For this task, output every entry below exactly and omit the pictures.

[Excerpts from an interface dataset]
┌──
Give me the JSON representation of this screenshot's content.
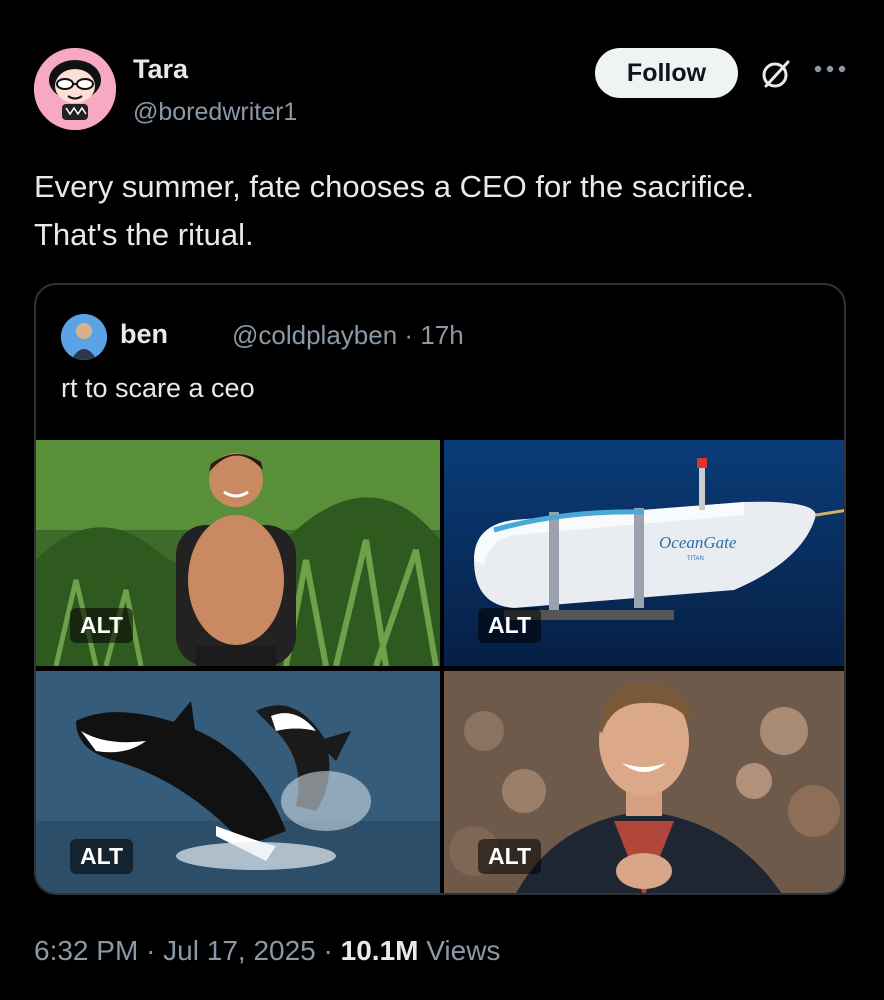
{
  "author": {
    "name": "Tara",
    "handle": "@boredwriter1",
    "follow_label": "Follow"
  },
  "tweet": {
    "text": "Every summer, fate chooses a CEO for the sacrifice. That's the ritual."
  },
  "quoted": {
    "name": "ben",
    "handle": "@coldplayben",
    "separator": "·",
    "time": "17h",
    "text": "rt to scare a ceo",
    "media": [
      {
        "alt_label": "ALT",
        "icon": "hiker-photo"
      },
      {
        "alt_label": "ALT",
        "icon": "submarine-photo",
        "brand_text": "OceanGate",
        "brand_sub": "TITAN"
      },
      {
        "alt_label": "ALT",
        "icon": "orca-photo"
      },
      {
        "alt_label": "ALT",
        "icon": "singer-photo"
      }
    ]
  },
  "footer": {
    "time": "6:32 PM",
    "date": "Jul 17, 2025",
    "views_count": "10.1M",
    "views_label": "Views",
    "separator": "·"
  },
  "colors": {
    "background": "#000000",
    "text": "#e7e9ea",
    "secondary": "#8b98a5",
    "border": "#2f3336",
    "follow_bg": "#eff3f4"
  }
}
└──
THE COMPLETED TASK =
Give me the JSON representation of this screenshot's content.
{
  "author": {
    "name": "Tara",
    "handle": "@boredwriter1",
    "follow_label": "Follow"
  },
  "tweet": {
    "text": "Every summer, fate chooses a CEO for the sacrifice. That's the ritual."
  },
  "quoted": {
    "name": "ben",
    "handle": "@coldplayben",
    "separator": "·",
    "time": "17h",
    "text": "rt to scare a ceo",
    "media": [
      {
        "alt_label": "ALT",
        "icon": "hiker-photo"
      },
      {
        "alt_label": "ALT",
        "icon": "submarine-photo",
        "brand_text": "OceanGate",
        "brand_sub": "TITAN"
      },
      {
        "alt_label": "ALT",
        "icon": "orca-photo"
      },
      {
        "alt_label": "ALT",
        "icon": "singer-photo"
      }
    ]
  },
  "footer": {
    "time": "6:32 PM",
    "date": "Jul 17, 2025",
    "views_count": "10.1M",
    "views_label": "Views",
    "separator": "·"
  },
  "colors": {
    "background": "#000000",
    "text": "#e7e9ea",
    "secondary": "#8b98a5",
    "border": "#2f3336",
    "follow_bg": "#eff3f4"
  }
}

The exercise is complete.